Lynn Hilburn: Work still needed on Bayless-Salyer house

We have finally completed the placing of the columns on the front porch at the Bayless-Salyer House at 9th and Townsend streets.

The Barry County Historical and Genealogical Society would like to thank the people, families and businesses who have contributed money to pay for the purchase and installation of the new columns. Between the purchase, delivery, painting and installation, it costs or will have cost (there is still some caulking and painting to be completed plus the re-installation of the handrails) approximately $1,000 per new column.

The Historical and Genealogical Society greatly appreciates the contributions made to enable us to install these new columns. As many of you have witnessed by seeing the pictures or actually seeing the old columns on the ground, they were a wood product that were being rotted away by too much moisture. The new columns are a fiberglass reinforced polymer that contains limestone chips that are non-porous, waterproof and are practically impervious to termite and carpenter ant attack and fire damage. These columns should last as long as the building will last.

Even with the most urgent problem having been taken care of, the Bayless-Salyer house still needs a lot of work just to keep it standing and insurable. To stabilize the foundation around the exterior of the house, to replace the roof including the underlayment, to fix all the eaves and gutters, to repair around all the windows and to tuck point and paint the exterior, it has been estimated that it would cost another approximately $70,000.

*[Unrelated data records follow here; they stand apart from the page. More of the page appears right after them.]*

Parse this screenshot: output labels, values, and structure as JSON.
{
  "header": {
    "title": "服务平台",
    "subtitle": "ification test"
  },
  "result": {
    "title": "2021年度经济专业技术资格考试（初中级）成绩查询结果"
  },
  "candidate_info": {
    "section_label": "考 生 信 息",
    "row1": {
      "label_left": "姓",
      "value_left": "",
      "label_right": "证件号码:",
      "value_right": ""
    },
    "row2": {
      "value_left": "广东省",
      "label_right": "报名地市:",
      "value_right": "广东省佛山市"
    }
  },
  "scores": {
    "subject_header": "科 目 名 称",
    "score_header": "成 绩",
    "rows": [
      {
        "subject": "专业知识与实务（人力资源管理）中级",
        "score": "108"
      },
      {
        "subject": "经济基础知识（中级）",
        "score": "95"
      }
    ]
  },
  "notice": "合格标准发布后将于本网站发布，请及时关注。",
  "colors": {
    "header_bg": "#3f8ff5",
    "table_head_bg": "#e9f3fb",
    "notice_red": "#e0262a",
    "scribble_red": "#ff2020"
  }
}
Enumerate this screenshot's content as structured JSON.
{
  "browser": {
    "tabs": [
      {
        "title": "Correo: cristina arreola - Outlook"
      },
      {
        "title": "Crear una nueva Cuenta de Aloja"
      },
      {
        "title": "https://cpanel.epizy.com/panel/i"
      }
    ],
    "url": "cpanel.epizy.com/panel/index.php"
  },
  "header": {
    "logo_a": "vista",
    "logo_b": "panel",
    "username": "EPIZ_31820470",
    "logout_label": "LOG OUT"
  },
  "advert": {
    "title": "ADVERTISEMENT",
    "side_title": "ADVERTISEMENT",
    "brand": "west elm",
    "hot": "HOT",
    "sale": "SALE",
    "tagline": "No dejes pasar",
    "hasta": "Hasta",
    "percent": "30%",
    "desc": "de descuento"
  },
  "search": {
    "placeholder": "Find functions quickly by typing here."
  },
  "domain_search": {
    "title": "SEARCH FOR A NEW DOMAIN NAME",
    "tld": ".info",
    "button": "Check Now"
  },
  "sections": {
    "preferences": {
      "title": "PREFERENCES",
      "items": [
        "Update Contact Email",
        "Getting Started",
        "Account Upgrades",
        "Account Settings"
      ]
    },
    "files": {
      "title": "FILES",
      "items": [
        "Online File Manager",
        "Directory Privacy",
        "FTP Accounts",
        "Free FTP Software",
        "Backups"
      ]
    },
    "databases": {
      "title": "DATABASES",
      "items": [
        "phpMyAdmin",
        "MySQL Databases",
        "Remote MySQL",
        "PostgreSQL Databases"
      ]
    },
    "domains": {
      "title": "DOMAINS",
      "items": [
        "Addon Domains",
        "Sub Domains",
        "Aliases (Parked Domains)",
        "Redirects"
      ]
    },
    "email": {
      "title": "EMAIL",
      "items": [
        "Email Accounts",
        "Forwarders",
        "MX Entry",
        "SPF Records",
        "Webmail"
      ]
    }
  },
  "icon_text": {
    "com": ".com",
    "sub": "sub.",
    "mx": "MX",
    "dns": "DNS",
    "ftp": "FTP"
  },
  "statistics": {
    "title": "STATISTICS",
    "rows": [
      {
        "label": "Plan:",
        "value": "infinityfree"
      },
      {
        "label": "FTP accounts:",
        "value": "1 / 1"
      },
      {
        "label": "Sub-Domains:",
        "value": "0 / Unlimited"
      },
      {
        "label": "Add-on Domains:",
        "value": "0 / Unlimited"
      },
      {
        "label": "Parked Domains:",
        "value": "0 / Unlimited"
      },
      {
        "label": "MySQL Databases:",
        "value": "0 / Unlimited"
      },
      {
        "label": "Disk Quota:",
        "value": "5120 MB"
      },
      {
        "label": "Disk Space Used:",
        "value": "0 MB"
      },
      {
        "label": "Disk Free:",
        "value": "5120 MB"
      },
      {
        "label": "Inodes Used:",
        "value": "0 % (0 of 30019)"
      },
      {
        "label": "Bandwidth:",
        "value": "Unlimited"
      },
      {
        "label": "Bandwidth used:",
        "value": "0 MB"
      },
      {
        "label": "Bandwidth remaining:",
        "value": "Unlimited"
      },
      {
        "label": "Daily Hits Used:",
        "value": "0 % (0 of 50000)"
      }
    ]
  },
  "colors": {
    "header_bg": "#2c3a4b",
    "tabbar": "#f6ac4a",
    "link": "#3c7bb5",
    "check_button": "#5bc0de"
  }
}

We know we don’t have that kind of money available (and we are investigating some grants), but with the assistance of some volunteered labor of local contractors, we hope to get the roof “patched” to put a band aid on some of the eaves and gutters, to repair a couple of the worst windows, and to power wash and paint the exterior of the building.

We still need donations from our local residents to help complete this work. We are going to create an enhanced “shadowbox” to be hung inside by the fireplace, in which we will place metal plaques, similar to our metal porch column plaques, to recognize contributions greater than $250. Please help as you can.

I realize many readers will say, “Why spend this kind of money on a 150-year-old house?” That is exactly why a lot of us feel that it is necessary to spend this kind of money, because it is (or soon will be) a 150-year-old house.

How many 150-yearold houses do we have in Barry County? How many other older homes do we have that are still standing that share in the history of the early beginnings of Cassville and Barry County?

The following may be old news to a lot of you, but I wanted to help explain why this particular home is important. It is a symbol of the foresight, hard work and prosperity of a couple of early Barry County families. The family of John Bayless came to Barry County from Tennessee after the Civil War and settled in the Keetsville (Washburn) area, where John’s dad had a mercantile store and a farm.

After John returned to Tennessee to get a degree, he returned to the area and became a teacher. After teaching school for two years, John served as County Collector and opened his own Mercantile shop and Lumber Company in Cassville. He started the Barry County Bank and built the “brick” Barry Hotel after the devastating fire of 1893.

He also got a group of men together who paid for and built the Cassville-Exeter Railroad line, and he helped bring the telephone and telephone lines into Cassville in the early 1900s. An important note, John’s Barry County Bank made money more readily available for people to rebuild after the 1893 fire if they would rebuild with brick. After John’s first wife died, he married a local lady, Miss Mary Stubblefield, and they purchased the lot at 9th and Townsend and built the beautiful “mansion” that is still there today.

Rufus G. Salyer purchased the house in 1907. The Salyers were a family of doctors, dentists and pharmacists and provided much needed medical assistance for Cassville. The Salyers added the large wrap-around front porch, and some member of the family occupied the home until 1944. In 1945 the house converted to rental units and was used as apartments until 1981, serving as living quarters to such notables as Jim Lassiter, Truman Baker and John Q. Hammons. Jim Lassiter is notable because he is ”Jim,” but also because he donated for columns and donated other money to help with repairs on the house.

For you history buffs: Questions to be thinking about (answers in a later column).

Why is Flat Creek called Flat Creek when it has never been flat or without water?

What wild west character, who participated in a gun fight in Springfield and who later was to become very famous, spent a night or two in Cassville during the Civil War?

Was the population of Cassville larger in 1860 or 1866, and what was the reason for the change?

What was another ‘not so friendly or likable’ name for the Old Wire Road between Pea Ridge and Springfield during the Civil War? Hint – it has the word Mile in it.

The first person under 20 years of age and the first person 20 years and older who email me the correct answers will receive a prize.

Please help us and if you want to share your family info/story, please come to one of our meetings and tell your story. We meet the third Saturday of the month at 1 p.m. at the Bayless-Salyer House. Please contact me at hlhilburn@hotmail. com with any questions about the house, if you want to arrange a visit to the house or about donations of labor skills or money.

We all have a history and a family — let us help you get closer to yours.

Lynn Hilburn is an officer in the Barry County Genealogical and Historical Society, and invites all to come and join meetings, to provide information about their families or to look up information about their families. Hilburn may be reached at